Government support for the launch of the datacenter amounted to $4.4 million, 60% of which was provided by the Innovation and Prosperity Fund; the remaining 40% was provided by the Ministry of Communications and the Electronic Support Fund. As many as 100 free cloud-based servers are to be dedicated to entrepreneurs selected by the Ministry of Communications for up to one year.
After the launch of the center, there were rumors that the servers of Telegram messaging network, the most popular app of its kind in Iran, were to be transferred to the country. Iranian officials have previously warned Telegram it had until the end of the year to transfer its servers to Iran or risk being blocked.
Presently, Iranians account for as much as 70% of Telegram’s users. Given that Iranian users do not trust apps with local servers, the number of Telegram users is projected to drop dramatically if it decides to transfer its servers to Iran using the newly-launched Iranian cloud datacenter.
Boosting Online Video
According to PCWorld, video file traffic has hit a record 70% of bandwidth in North America. However in Iran, internet watch much lower amounts of online video.
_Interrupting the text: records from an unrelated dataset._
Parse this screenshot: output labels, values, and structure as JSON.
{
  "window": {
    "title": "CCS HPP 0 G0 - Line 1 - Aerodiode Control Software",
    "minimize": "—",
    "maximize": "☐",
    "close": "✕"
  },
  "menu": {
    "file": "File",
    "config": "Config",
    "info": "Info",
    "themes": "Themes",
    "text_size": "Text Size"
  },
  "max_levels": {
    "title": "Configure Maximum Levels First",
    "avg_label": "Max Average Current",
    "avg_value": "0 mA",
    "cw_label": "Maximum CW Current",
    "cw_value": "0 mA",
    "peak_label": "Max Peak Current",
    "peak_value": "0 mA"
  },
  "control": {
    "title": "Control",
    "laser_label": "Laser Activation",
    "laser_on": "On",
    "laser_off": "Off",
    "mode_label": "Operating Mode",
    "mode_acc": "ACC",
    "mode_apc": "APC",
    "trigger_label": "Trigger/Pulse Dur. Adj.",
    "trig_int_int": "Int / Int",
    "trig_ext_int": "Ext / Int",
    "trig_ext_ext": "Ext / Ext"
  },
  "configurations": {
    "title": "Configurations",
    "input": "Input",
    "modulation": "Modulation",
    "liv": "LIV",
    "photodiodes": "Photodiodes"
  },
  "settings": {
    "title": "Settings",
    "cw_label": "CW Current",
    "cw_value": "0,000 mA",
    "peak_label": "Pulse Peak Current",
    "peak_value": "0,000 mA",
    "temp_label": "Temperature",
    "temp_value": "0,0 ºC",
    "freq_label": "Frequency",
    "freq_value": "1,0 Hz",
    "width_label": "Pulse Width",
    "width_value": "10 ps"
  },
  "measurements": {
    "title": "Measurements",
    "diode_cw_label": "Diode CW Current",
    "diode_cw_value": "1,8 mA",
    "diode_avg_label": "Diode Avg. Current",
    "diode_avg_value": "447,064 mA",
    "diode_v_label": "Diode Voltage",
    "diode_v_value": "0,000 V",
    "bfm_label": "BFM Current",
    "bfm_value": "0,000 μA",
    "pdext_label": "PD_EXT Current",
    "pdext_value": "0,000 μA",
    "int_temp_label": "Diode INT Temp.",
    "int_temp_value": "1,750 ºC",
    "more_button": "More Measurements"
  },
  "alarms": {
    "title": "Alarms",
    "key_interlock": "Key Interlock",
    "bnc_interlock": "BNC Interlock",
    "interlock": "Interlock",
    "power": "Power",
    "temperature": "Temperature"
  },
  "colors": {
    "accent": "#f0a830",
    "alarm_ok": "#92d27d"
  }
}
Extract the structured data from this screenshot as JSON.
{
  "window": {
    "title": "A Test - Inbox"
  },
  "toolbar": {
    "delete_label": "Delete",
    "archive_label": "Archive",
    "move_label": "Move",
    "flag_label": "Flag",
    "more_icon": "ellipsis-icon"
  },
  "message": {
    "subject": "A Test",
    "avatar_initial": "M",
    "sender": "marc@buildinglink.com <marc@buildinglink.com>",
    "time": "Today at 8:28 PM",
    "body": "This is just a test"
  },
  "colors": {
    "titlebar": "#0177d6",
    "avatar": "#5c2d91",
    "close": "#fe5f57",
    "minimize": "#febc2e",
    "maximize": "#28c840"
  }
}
Data limits on internet packages and expensive surcharges discourage consumption of digital video.
In order to change habits, three popular video-sharing websites—Aparat, Filimo, and Telewebion, have gone directly to three key internet hosts—AsiaTech, Rightel, and Shatel—to secure a 50% price reduction for the end user streaming video. Moreover, the Communications Regulatory Authority has said it plans to cut ADSL and mobile service prices in a bid to encourage users to watch more video online so that Iran can catch up with global averages.